Dr Martens online sales surge gives rivals a good kicking

dr-martens-evolutionDr Martens – the original “bovver boot” now sported by everyone from Gigi Hadid and Jessica Alba to Brooklyn Beckham and Orlando Bloom – has witnessed a 70% jump in profits, triggered by a surge in online sales as new boss Kenny Wilson stamps his authority.
Chief executive Wilson joined last May from Cath Kidston, where he was credited with expanding its overseas business and doubling sales from £60m to £130m.
He cited a number of Dr Marten brand extensions for the growth, including sandals, collaborations with the Sex Pistols and designer Marc Jacobs, children’s collections and, no doubt much to the amusement of die-hard fans, the vegan range.
Dr Martens profits have risen 70% in the year to March 31 2019 to £454.4m. A major push to cut out third-party retailers eating into profits has seen direct-to-consumer revenues rise 42% to nearly £200m, with online sales soaring two-thirds to £72.7m.
Wilson insists that vegan boots have increased by “multiple hundreds of percent” in recent years, and now account for 4% of sales.
In total, Dr Marten sold 8.3 million pairs of shoes across its entire range over the year.
The Dr Martens boot was originally designed by German army doctor Klaus Martens during World War II, using soft leather and air-padded soles made of tyres. The shoes took off in 1947 when Martens went into business with an old university friend, Herbert Funck, with the duo initially using discarded rubber from Luftwaffe airfields.
In 1959, British shoe manufacturer R Griggs Group bought patent rights to manufacture the shoes in the UK, slightly reshaped the heel, added the yellow stitching, and trademarked the soles as AirWair. The range was primarily seen as workwear.
However, “DMs” moved into youth culture in the late Sixties when they were adopted by skinheads, then later by punks, and other subcultures. This heritage is not lost on Wilson, however, who said the company was “empowering rebellious self-expression” for its millions of customers.
Late last year, the brand appointed We Are Social as creative partner for its international autumn/winter 2019 campaign after a competitive pitch.

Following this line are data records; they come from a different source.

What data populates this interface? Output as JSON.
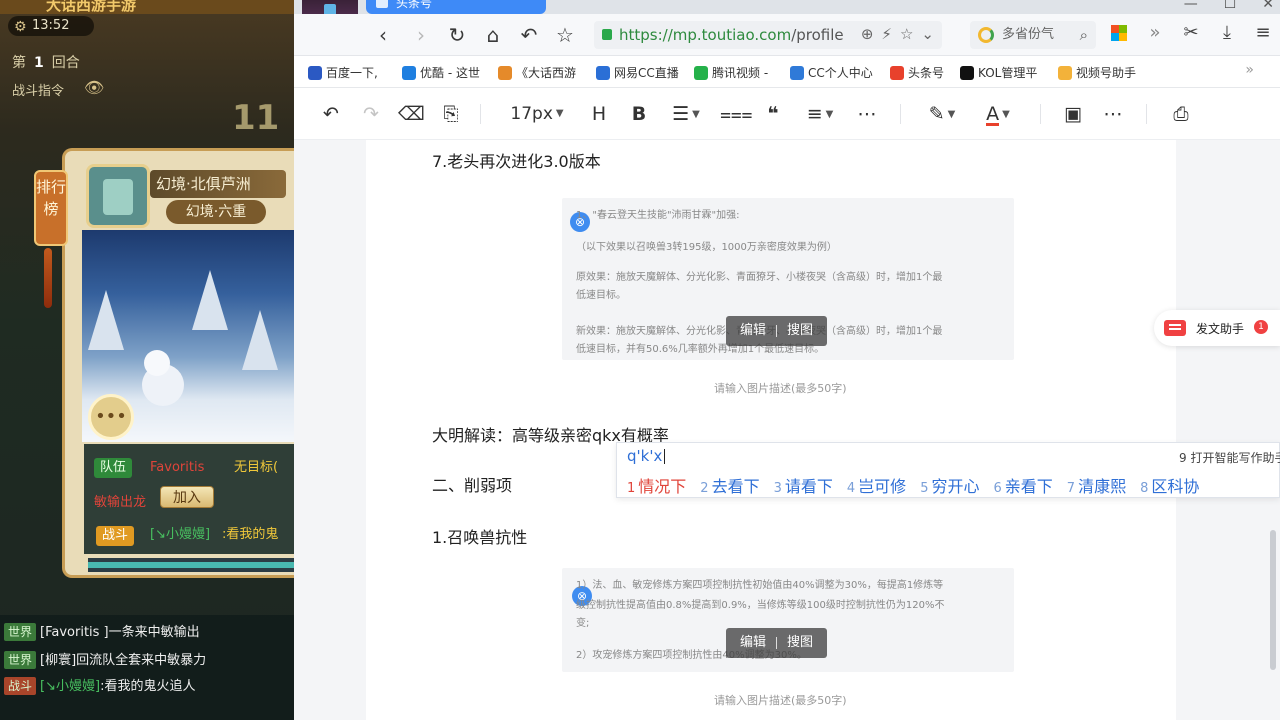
{
  "game": {
    "title": "大话西游手游",
    "clock": "13:52",
    "round_prefix": "第",
    "round_number": "1",
    "round_suffix": "回合",
    "battle_cmd": "战斗指令",
    "big_number": "11",
    "rank_banner": "排行榜",
    "location_title": "幻境·北俱芦洲",
    "location_level": "幻境·六重",
    "chat": {
      "team_chip": "队伍",
      "team_name": "Favoritis",
      "team_rest": "无目标(",
      "line2": "敏输出龙",
      "join_button": "加入",
      "fight_chip": "战斗",
      "fight_user": "[↘小嫚嫚]",
      "fight_text": ":看我的鬼"
    },
    "log": [
      {
        "tag": "世界",
        "name": "[Favoritis ]",
        "text": "一条来中敏输出"
      },
      {
        "tag": "世界",
        "name": "[柳寰]",
        "text": "回流队全套来中敏暴力"
      },
      {
        "tag": "战斗",
        "name": "[↘小嫚嫚]",
        "text": ":看我的鬼火追人"
      }
    ]
  },
  "browser": {
    "tab_title": "头条号",
    "url_host": "https://mp.toutiao.com",
    "url_path": "/profile",
    "search_placeholder": "多省份气",
    "bookmarks": [
      {
        "label": "百度一下,",
        "color": "#2b59c3"
      },
      {
        "label": "优酷 - 这世",
        "color": "#1f7fe0"
      },
      {
        "label": "《大话西游",
        "color": "#e58a2a"
      },
      {
        "label": "网易CC直播",
        "color": "#2b6fd6"
      },
      {
        "label": "腾讯视频 -",
        "color": "#25b14a"
      },
      {
        "label": "CC个人中心",
        "color": "#2f7ad8"
      },
      {
        "label": "头条号",
        "color": "#e8412c"
      },
      {
        "label": "KOL管理平",
        "color": "#111111"
      },
      {
        "label": "视频号助手",
        "color": "#f3b23a"
      }
    ]
  },
  "toolbar": {
    "font_size": "17px",
    "heading": "H",
    "bold": "B"
  },
  "article": {
    "section7": "7.老头再次进化3.0版本",
    "img1_lines": [
      "1、\"春云登天生技能\"沛雨甘霖\"加强:",
      "（以下效果以召唤兽3转195级，1000万亲密度效果为例）",
      "原效果：施放天魔解体、分光化影、青面獠牙、小楼夜哭（含高级）时，增加1个最",
      "低速目标。",
      "新效果：施放天魔解体、分光化影、青面獠牙、小楼夜哭（含高级）时，增加1个最",
      "低速目标，并有50.6%几率额外再增加1个最低速目标。"
    ],
    "img_edit": "编辑",
    "img_search": "搜图",
    "caption": "请输入图片描述(最多50字)",
    "reading": "大明解读：高等级亲密qkx有概率",
    "weaken_title": "二、削弱项",
    "sub1": "1.召唤兽抗性",
    "img2_lines": [
      "1）法、血、敏宠修炼方案四项控制抗性初始值由40%调整为30%，每提高1修炼等",
      "级控制抗性提高值由0.8%提高到0.9%，当修炼等级100级时控制抗性仍为120%不",
      "变;",
      "2）攻宠修炼方案四项控制抗性由40%调整为30%。"
    ]
  },
  "ime": {
    "input": "q'k'x",
    "hint": "9 打开智能写作助手",
    "candidates": [
      {
        "n": "1",
        "text": "情况下"
      },
      {
        "n": "2",
        "text": "去看下"
      },
      {
        "n": "3",
        "text": "请看下"
      },
      {
        "n": "4",
        "text": "岂可修"
      },
      {
        "n": "5",
        "text": "穷开心"
      },
      {
        "n": "6",
        "text": "亲看下"
      },
      {
        "n": "7",
        "text": "清康熙"
      },
      {
        "n": "8",
        "text": "区科协"
      }
    ]
  },
  "assistant": {
    "label": "发文助手",
    "badge": "1"
  }
}
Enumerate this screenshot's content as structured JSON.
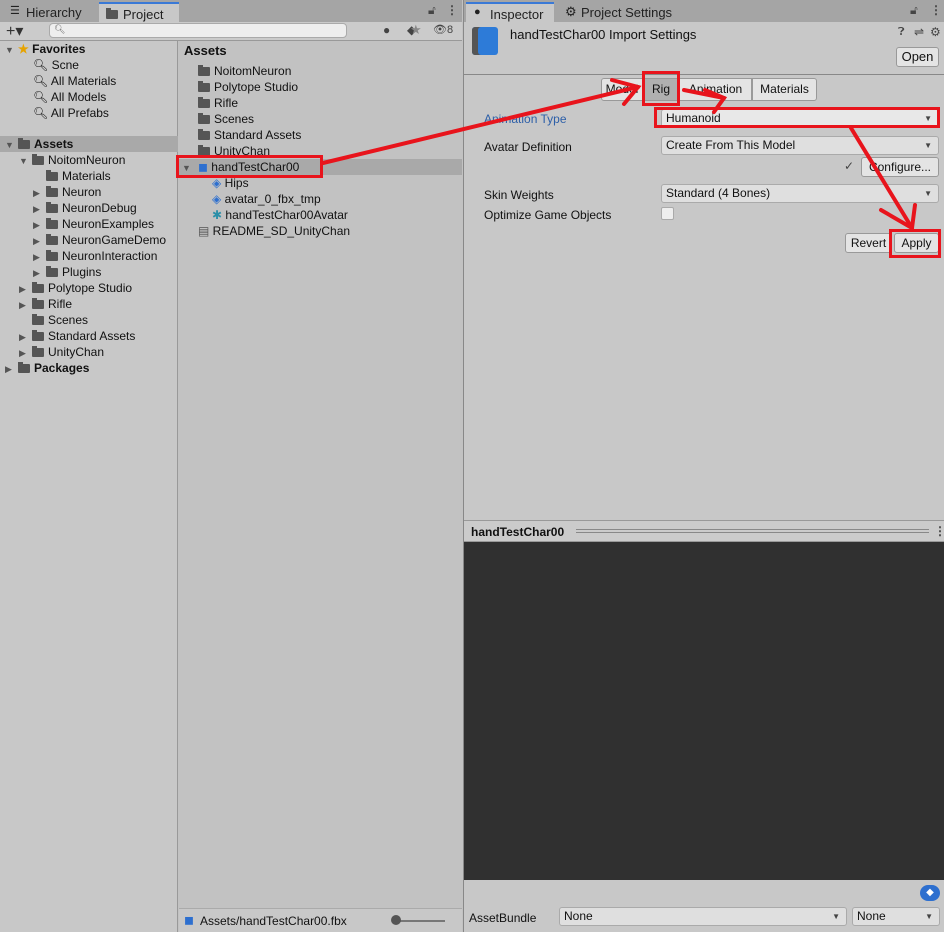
{
  "project_window": {
    "tabs": [
      {
        "label": "Hierarchy",
        "icon": "list-icon"
      },
      {
        "label": "Project",
        "icon": "folder-icon"
      }
    ],
    "search_placeholder": "",
    "hidden_count": "8",
    "favorites": {
      "label": "Favorites",
      "items": [
        "Scne",
        "All Materials",
        "All Models",
        "All Prefabs"
      ]
    },
    "tree": [
      {
        "label": "Assets",
        "depth": 0,
        "bold": true
      },
      {
        "label": "NoitomNeuron",
        "depth": 1
      },
      {
        "label": "Materials",
        "depth": 2
      },
      {
        "label": "Neuron",
        "depth": 2
      },
      {
        "label": "NeuronDebug",
        "depth": 2
      },
      {
        "label": "NeuronExamples",
        "depth": 2
      },
      {
        "label": "NeuronGameDemo",
        "depth": 2
      },
      {
        "label": "NeuronInteraction",
        "depth": 2
      },
      {
        "label": "Plugins",
        "depth": 2
      },
      {
        "label": "Polytope Studio",
        "depth": 1
      },
      {
        "label": "Rifle",
        "depth": 1
      },
      {
        "label": "Scenes",
        "depth": 1
      },
      {
        "label": "Standard Assets",
        "depth": 1
      },
      {
        "label": "UnityChan",
        "depth": 1
      },
      {
        "label": "Packages",
        "depth": 0,
        "bold": true
      }
    ],
    "assets_header": "Assets",
    "assets": [
      {
        "label": "NoitomNeuron",
        "icon": "folder-icon"
      },
      {
        "label": "Polytope Studio",
        "icon": "folder-icon"
      },
      {
        "label": "Rifle",
        "icon": "folder-icon"
      },
      {
        "label": "Scenes",
        "icon": "folder-icon"
      },
      {
        "label": "Standard Assets",
        "icon": "folder-icon"
      },
      {
        "label": "UnityChan",
        "icon": "folder-icon"
      },
      {
        "label": "handTestChar00",
        "icon": "model-icon",
        "selected": true
      },
      {
        "label": "Hips",
        "icon": "mesh-icon"
      },
      {
        "label": "avatar_0_fbx_tmp",
        "icon": "mesh-icon"
      },
      {
        "label": "handTestChar00Avatar",
        "icon": "avatar-icon"
      },
      {
        "label": "README_SD_UnityChan",
        "icon": "document-icon"
      }
    ],
    "footer_path": "Assets/handTestChar00.fbx"
  },
  "inspector": {
    "tabs": [
      {
        "label": "Inspector"
      },
      {
        "label": "Project Settings"
      }
    ],
    "title": "handTestChar00 Import Settings",
    "open_label": "Open",
    "sub_tabs": [
      "Model",
      "Rig",
      "Animation",
      "Materials"
    ],
    "active_sub_tab": "Rig",
    "fields": {
      "animation_type_label": "Animation Type",
      "animation_type_value": "Humanoid",
      "avatar_definition_label": "Avatar Definition",
      "avatar_definition_value": "Create From This Model",
      "configure_label": "Configure...",
      "skin_weights_label": "Skin Weights",
      "skin_weights_value": "Standard (4 Bones)",
      "optimize_label": "Optimize Game Objects",
      "optimize_checked": false
    },
    "revert_label": "Revert",
    "apply_label": "Apply",
    "preview_title": "handTestChar00",
    "asset_bundle_label": "AssetBundle",
    "asset_bundle_value": "None",
    "asset_bundle_variant": "None"
  },
  "colors": {
    "annotation": "#e8141c",
    "accent": "#3a79d6",
    "selected_row": "#a9a9a9"
  }
}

Related stories
Top fashion brand hails data strategy for online lift
Joe Browns to ramp up online personalisation strategy
Jack Wills bigs up new online personalisation strategy
Boden mobile personalisation drive sees conversion soar
John Lewis brings in online personalisation platform

Print Friendly

To leave a comment please register – it takes less than a minute and is free of charge. You will also get our weekly email update The DM Report (to opt out contact subscriptions@decisionmarketing.co.uk). If you are an existing user, please log in. If you have forgotten your log-in details please email info@decisionmarketing.co.uk to get them reset!

Existing Users Log In
 Remember Me  
New User Registration
*Required field